Mountain tires have trended wider over the past few years as tubeless systems and wider rim beds have redefined ideal tire pressure and profile shape. Framebuilders, too, have widened tire clearance between forks and your bicycle's rear triangle to accommodate fatter tires. The result of these developments? Tires twice as wide as their forebears, run at lower pressures for enhanced traction and control.

Unlike tire size, width is something you can customize for your bicycle and riding conditions. Wider is typically better, with two caveats. First, wider tires are intrinsically heavier than their narrower counterparts. Second, your mountain bike's rim widths and frame's clearances may limit your options; most modern mountain-specific frames will allow you to run up to 2.2", with many "Boost" frames clearing up to 3.0" tires! When in doubt, check your frame's specs.

Err on the side of caution with tire width. It's better to buy a tire that clears your frame or fork than to mount a tire that rubs your frame when you pedal hard. Some modern frame manufactures publish specifications for tire clearance, but unfortunately, tire and rim combinations will make tire widths vary. We've seen 2.2" tires measure out to 2.35" and we've seen 2.35" tires measure out to 2.2". Carefully inspect your tire clearance before testing out that new rubber.

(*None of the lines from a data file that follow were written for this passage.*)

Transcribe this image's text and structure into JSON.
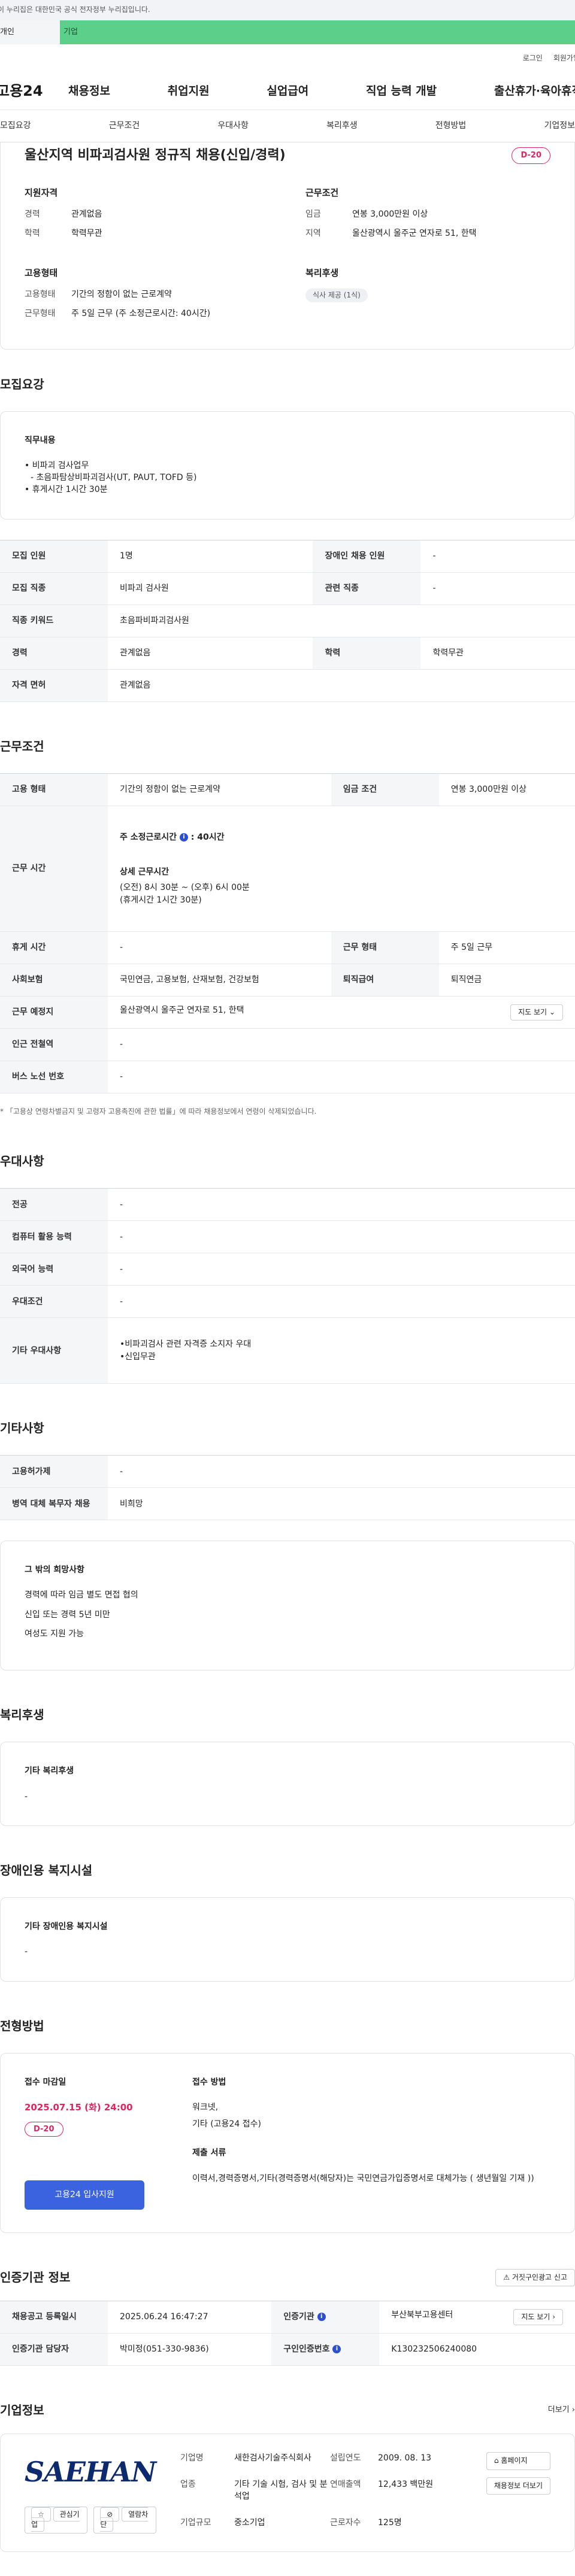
{
  "banner": {
    "gov_text": "이 누리집은 대한민국 공식 전자정부 누리집입니다.",
    "left": "개인",
    "right": "기업"
  },
  "util": {
    "login": "로그인",
    "signup": "회원가입"
  },
  "gnb": {
    "logo": "고용24",
    "menu": [
      "채용정보",
      "취업지원",
      "실업급여",
      "직업 능력 개발",
      "출산휴가·육아휴직"
    ]
  },
  "tabs": [
    "모집요강",
    "근무조건",
    "우대사항",
    "복리후생",
    "전형방법",
    "기업정보"
  ],
  "summary": {
    "title": "울산지역 비파괴검사원 정규직 채용(신입/경력)",
    "dday": "D-20",
    "qual_title": "지원자격",
    "qual": [
      {
        "k": "경력",
        "v": "관계없음"
      },
      {
        "k": "학력",
        "v": "학력무관"
      }
    ],
    "cond_title": "근무조건",
    "cond": [
      {
        "k": "임금",
        "v": "연봉 3,000만원 이상"
      },
      {
        "k": "지역",
        "v": "울산광역시 울주군 연자로 51, 한택"
      }
    ],
    "emp_title": "고용형태",
    "emp": [
      {
        "k": "고용형태",
        "v": "기간의 정함이 없는 근로계약"
      },
      {
        "k": "근무형태",
        "v": "주 5일 근무 (주 소정근로시간: 40시간)"
      }
    ],
    "welfare_title": "복리후생",
    "welfare_chip": "식사 제공 (1식)"
  },
  "recruit": {
    "title": "모집요강",
    "duty_title": "직무내용",
    "duty_lines": [
      "• 비파괴 검사업무",
      "  - 초음파탐상비파괴검사(UT, PAUT, TOFD 등)",
      "• 휴게시간 1시간 30분"
    ],
    "rows": [
      [
        "모집 인원",
        "1명",
        "장애인 채용 인원",
        "-"
      ],
      [
        "모집 직종",
        "비파괴 검사원",
        "관련 직종",
        "-"
      ],
      [
        "직종 키워드",
        "초음파비파괴검사원",
        "",
        ""
      ],
      [
        "경력",
        "관계없음",
        "학력",
        "학력무관"
      ],
      [
        "자격 면허",
        "관계없음",
        "",
        ""
      ]
    ]
  },
  "work": {
    "title": "근무조건",
    "emp_k": "고용 형태",
    "emp_v": "기간의 정함이 없는 근로계약",
    "wage_k": "임금 조건",
    "wage_v": "연봉 3,000만원 이상",
    "time_k": "근무 시간",
    "time_main": "주 소정근로시간",
    "time_hours": "40시간",
    "time_detail_title": "상세 근무시간",
    "time_detail_1": "(오전) 8시 30분 ~ (오후) 6시 00분",
    "time_detail_2": "(휴게시간 1시간 30분)",
    "rest_k": "휴게 시간",
    "rest_v": "-",
    "form_k": "근무 형태",
    "form_v": "주 5일 근무",
    "ins_k": "사회보험",
    "ins_v": "국민연금, 고용보험, 산재보험, 건강보험",
    "sev_k": "퇴직급여",
    "sev_v": "퇴직연금",
    "loc_k": "근무 예정지",
    "loc_v": "울산광역시 울주군 연자로 51, 한택",
    "map_btn": "지도 보기",
    "subway_k": "인근 전철역",
    "subway_v": "-",
    "bus_k": "버스 노선 번호",
    "bus_v": "-",
    "note": "* 「고용상 연령차별금지 및 고령자 고용촉진에 관한 법률」에 따라 채용정보에서 연령이 삭제되었습니다."
  },
  "pref": {
    "title": "우대사항",
    "rows": [
      [
        "전공",
        "-"
      ],
      [
        "컴퓨터 활용 능력",
        "-"
      ],
      [
        "외국어 능력",
        "-"
      ],
      [
        "우대조건",
        "-"
      ]
    ],
    "etc_k": "기타 우대사항",
    "etc_1": "•비파괴검사 관련 자격증 소지자 우대",
    "etc_2": "•신입무관"
  },
  "other": {
    "title": "기타사항",
    "rows": [
      [
        "고용허가제",
        "-"
      ],
      [
        "병역 대체 복무자 채용",
        "비희망"
      ]
    ],
    "box_title": "그 밖의 희망사항",
    "box_lines": [
      "경력에 따라 임금 별도 면접 협의",
      "신입 또는 경력 5년 미만",
      "여성도 지원 가능"
    ]
  },
  "welfare": {
    "title": "복리후생",
    "box_title": "기타 복리후생",
    "box_v": "-"
  },
  "disabled": {
    "title": "장애인용 복지시설",
    "box_title": "기타 장애인용 복지시설",
    "box_v": "-"
  },
  "process": {
    "title": "전형방법",
    "deadline_title": "접수 마감일",
    "deadline": "2025.07.15 (화) 24:00",
    "dday": "D-20",
    "apply_btn": "고용24 입사지원",
    "method_title": "접수 방법",
    "method_1": "워크넷,",
    "method_2": "기타 (고용24 접수)",
    "docs_title": "제출 서류",
    "docs": "이력서,경력증명서,기타(경력증명서(해당자)는 국민연금가입증명서로 대체가능 ( 생년월일 기재 ))"
  },
  "agency": {
    "title": "인증기관 정보",
    "report_btn": "거짓구인광고 신고",
    "reg_k": "채용공고 등록일시",
    "reg_v": "2025.06.24 16:47:27",
    "org_k": "인증기관",
    "org_v": "부산북부고용센터",
    "map_btn": "지도 보기",
    "mgr_k": "인증기관 담당자",
    "mgr_v": "박미정(051-330-9836)",
    "num_k": "구인인증번호",
    "num_v": "K130232506240080"
  },
  "company": {
    "title": "기업정보",
    "more": "더보기",
    "logo": "SAEHAN",
    "fav_btn": "관심기업",
    "block_btn": "열람차단",
    "name_k": "기업명",
    "name_v": "새한검사기술주식회사",
    "est_k": "설립연도",
    "est_v": "2009. 08. 13",
    "ind_k": "업종",
    "ind_v": "기타 기술 시험, 검사 및 분석업",
    "sales_k": "연매출액",
    "sales_v": "12,433 백만원",
    "emp_k": "근로자수",
    "emp_v": "125명",
    "size_k": "기업규모",
    "size_v": "중소기업",
    "home_btn": "홈페이지",
    "list_btn": "채용정보 더보기"
  }
}
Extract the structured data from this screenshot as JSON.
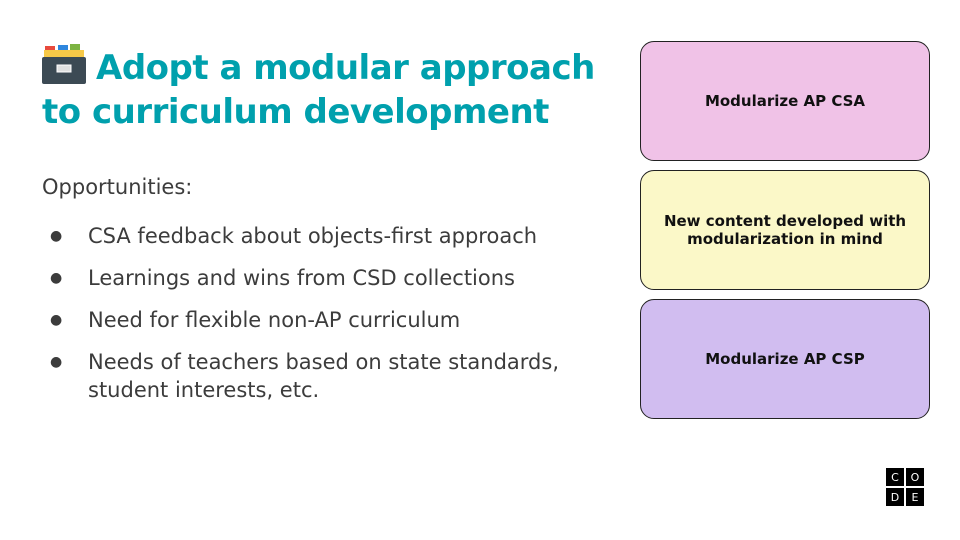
{
  "title": "Adopt a modular approach to curriculum development",
  "subtitle": "Opportunities:",
  "bullets": [
    "CSA feedback about objects-first approach",
    "Learnings and wins from CSD collections",
    "Need for flexible non-AP curriculum",
    "Needs of teachers based on state standards, student interests, etc."
  ],
  "boxes": [
    {
      "label": "Modularize AP CSA",
      "color": "#f0c2e7"
    },
    {
      "label": "New content developed with modularization in mind",
      "color": "#fbf8c8"
    },
    {
      "label": "Modularize AP CSP",
      "color": "#d1bdf0"
    }
  ],
  "logo": [
    "C",
    "O",
    "D",
    "E"
  ]
}
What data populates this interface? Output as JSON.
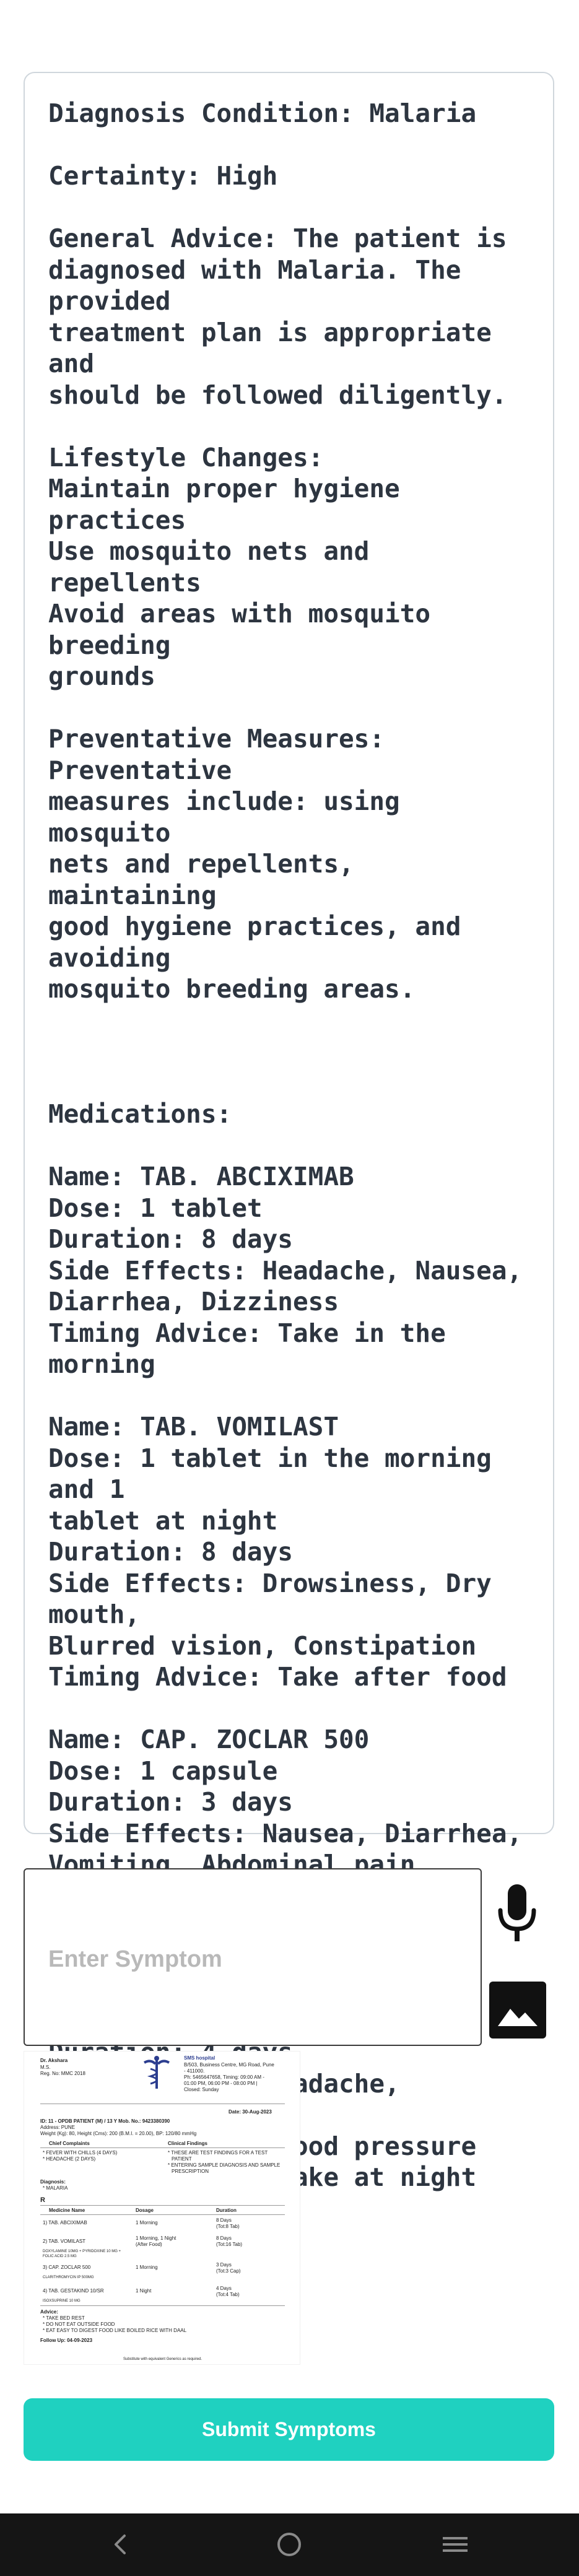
{
  "diagnosis": {
    "text": "Diagnosis Condition: Malaria\n\nCertainty: High\n\nGeneral Advice: The patient is\ndiagnosed with Malaria. The provided\ntreatment plan is appropriate and\nshould be followed diligently.\n\nLifestyle Changes:\nMaintain proper hygiene practices\nUse mosquito nets and repellents\nAvoid areas with mosquito breeding\ngrounds\n\nPreventative Measures: Preventative\nmeasures include: using mosquito\nnets and repellents, maintaining\ngood hygiene practices, and avoiding\nmosquito breeding areas.\n\n\n\nMedications:\n\nName: TAB. ABCIXIMAB\nDose: 1 tablet\nDuration: 8 days\nSide Effects: Headache, Nausea,\nDiarrhea, Dizziness\nTiming Advice: Take in the morning\n\nName: TAB. VOMILAST\nDose: 1 tablet in the morning and 1\ntablet at night\nDuration: 8 days\nSide Effects: Drowsiness, Dry mouth,\nBlurred vision, Constipation\nTiming Advice: Take after food\n\nName: CAP. ZOCLAR 500\nDose: 1 capsule\nDuration: 3 days\nSide Effects: Nausea, Diarrhea,\nVomiting, Abdominal pain\nTiming Advice: Take in the morning\n\nName: TAB. GESTAKIND 10/SR\nDose: 1 tablet\nDuration: 4 days\nSide Effects: Headache, Dizziness,\nFlushing, Low blood pressure\nTiming Advice: Take at night"
  },
  "symptom_input": {
    "placeholder": "Enter Symptom",
    "value": ""
  },
  "icons": {
    "mic": "microphone-icon",
    "image": "image-icon",
    "back": "back-icon",
    "home": "home-icon",
    "menu": "menu-icon"
  },
  "prescription": {
    "doctor": "Dr. Akshara",
    "qualification": "M.S.",
    "reg": "Reg. No: MMC 2018",
    "hospital": "SMS hospital",
    "addr1": "B/503, Business Centre, MG Road, Pune",
    "addr2": "- 411000.",
    "phone": "Ph: 5465647658, Timing: 09:00 AM -",
    "timing": "01:00 PM, 06:00 PM - 08:00 PM |",
    "closed": "Closed: Sunday",
    "date": "Date: 30-Aug-2023",
    "patient": "ID: 11 - OPDB PATIENT (M) / 13 Y   Mob. No.: 9423380390",
    "address": "Address: PUNE",
    "vitals": "Weight (Kg): 80, Height (Cms): 200 (B.M.I. = 20.00), BP: 120/80 mmHg",
    "chief_hdr": "Chief Complaints",
    "clinical_hdr": "Clinical Findings",
    "c1": "* FEVER WITH CHILLS (4 DAYS)",
    "c2": "* HEADACHE (2 DAYS)",
    "f1": "* THESE ARE TEST FINDINGS FOR A TEST",
    "f2": "PATIENT",
    "f3": "* ENTERING SAMPLE DIAGNOSIS AND SAMPLE",
    "f4": "PRESCRIPTION",
    "dx_hdr": "Diagnosis:",
    "dx": "* MALARIA",
    "rx": "R",
    "col_med": "Medicine Name",
    "col_dose": "Dosage",
    "col_dur": "Duration",
    "m1": "1) TAB. ABCIXIMAB",
    "m1d": "1 Morning",
    "m1t": "8 Days",
    "m1t2": "(Tot:8 Tab)",
    "m2": "2) TAB. VOMILAST",
    "m2d": "1 Morning, 1 Night",
    "m2d2": "(After Food)",
    "m2t": "8 Days",
    "m2t2": "(Tot:16 Tab)",
    "m2g": "DOXYLAMINE 10MG + PYRIDOXINE 10 MG +",
    "m2g2": "FOLIC ACID 2.5 MG",
    "m3": "3) CAP. ZOCLAR 500",
    "m3d": "1 Morning",
    "m3t": "3 Days",
    "m3t2": "(Tot:3 Cap)",
    "m3g": "CLARITHROMYCIN IP 500MG",
    "m4": "4) TAB. GESTAKIND 10/SR",
    "m4d": "1 Night",
    "m4t": "4 Days",
    "m4t2": "(Tot:4 Tab)",
    "m4g": "ISOXSUPRINE 10 MG",
    "advice_hdr": "Advice:",
    "a1": "* TAKE BED REST",
    "a2": "* DO NOT EAT OUTSIDE FOOD",
    "a3": "* EAT EASY TO DIGEST FOOD LIKE BOILED RICE WITH DAAL",
    "followup": "Follow Up: 04-09-2023",
    "footer": "Substitute with equivalent Generics as required."
  },
  "submit": {
    "label": "Submit Symptoms"
  },
  "colors": {
    "accent": "#1fd1c0",
    "text": "#2d3540",
    "navbar": "#151515"
  }
}
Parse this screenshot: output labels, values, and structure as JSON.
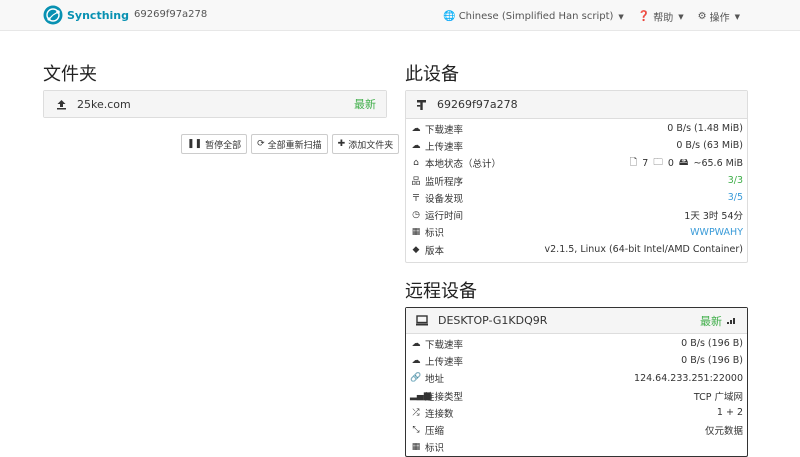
{
  "nav": {
    "brand": "Syncthing",
    "device_id": "69269f97a278",
    "language": "Chinese (Simplified Han script)",
    "help": "帮助",
    "actions": "操作"
  },
  "folders": {
    "title": "文件夹",
    "items": [
      {
        "name": "25ke.com",
        "status": "最新"
      }
    ],
    "buttons": {
      "pause_all": "暂停全部",
      "rescan_all": "全部重新扫描",
      "add_folder": "添加文件夹"
    }
  },
  "this_device": {
    "title": "此设备",
    "name": "69269f97a278",
    "rows": [
      {
        "icon": "cloud-download-icon",
        "label": "下载速率",
        "value": "0 B/s (1.48 MiB)"
      },
      {
        "icon": "cloud-upload-icon",
        "label": "上传速率",
        "value": "0 B/s (63 MiB)"
      },
      {
        "icon": "home-icon",
        "label": "本地状态（总计）",
        "files": "7",
        "dirs": "0",
        "size": "~65.6 MiB"
      },
      {
        "icon": "sitemap-icon",
        "label": "监听程序",
        "value": "3/3"
      },
      {
        "icon": "signpost-icon",
        "label": "设备发现",
        "value": "3/5"
      },
      {
        "icon": "clock-icon",
        "label": "运行时间",
        "value": "1天 3时 54分"
      },
      {
        "icon": "qrcode-icon",
        "label": "标识",
        "value": "WWPWAHY"
      },
      {
        "icon": "tag-icon",
        "label": "版本",
        "value": "v2.1.5, Linux (64-bit Intel/AMD Container)"
      }
    ]
  },
  "remote_devices": {
    "title": "远程设备",
    "devices": [
      {
        "name": "DESKTOP-G1KDQ9R",
        "status": "最新",
        "rows": [
          {
            "icon": "cloud-download-icon",
            "label": "下载速率",
            "value": "0 B/s (196 B)"
          },
          {
            "icon": "cloud-upload-icon",
            "label": "上传速率",
            "value": "0 B/s (196 B)"
          },
          {
            "icon": "link-icon",
            "label": "地址",
            "value": "124.64.233.251:22000"
          },
          {
            "icon": "signal-icon",
            "label": "连接类型",
            "value": "TCP 广域网"
          },
          {
            "icon": "shuffle-icon",
            "label": "连接数",
            "value": "1 + 2"
          },
          {
            "icon": "compress-icon",
            "label": "压缩",
            "value": "仅元数据"
          },
          {
            "icon": "qrcode-icon",
            "label": "标识",
            "value": ""
          }
        ]
      }
    ]
  },
  "colors": {
    "brand": "#0891b2",
    "ok": "#3fae49",
    "link": "#3a9bd8"
  }
}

Treads, Knobs, and Casings... oh my!

If you have ever had your rear wheel spin out during a punchy climb, your front wheel slide out on a loamy descent, or your knobs clog with mud on a wet day, you know why traction matters. Traction is the product of width, pressure, treads, and casing. Once you know how wide you want to go, you can choose your tires' tread pattern and casing!

Ideally, your tires' treads will match your riding conditions. Most tires come ready to tackle various kinds of terrain and surfaces, but some are specialists. They carve through mud, stick onto rocks, or fly over gravel. Hardpack tires come with smaller, closely-spaced knobs to provide speed in dry conditions. Mud tires come with larger, spaced-out knobs to dig into, and shed soft earth. Think carefully about your local trail conditions before selecting your tread pattern.

Many tires now come in a variety of casing compounds. You can find phrases like "fast-rolling," "tough," or, "high grip," printed on the sidewalls of premium selections, indicating the type of compound used in the tire mold. Casing threads per inch, or TPI, affects the durability, suppleness, and weight of tires you select; higher thread counts are lighter and more supple, and lower thread counts are heavier and more durable. If you ride Moab's rocky desert, you might prioritize low TPI with small knobs. In a dripping, root-ridden Appalachian forest? Grab larger knobs with high TPI.

Check out our staff favorites, below, to see what tires Performance's pros and mechanics choose for our local trails.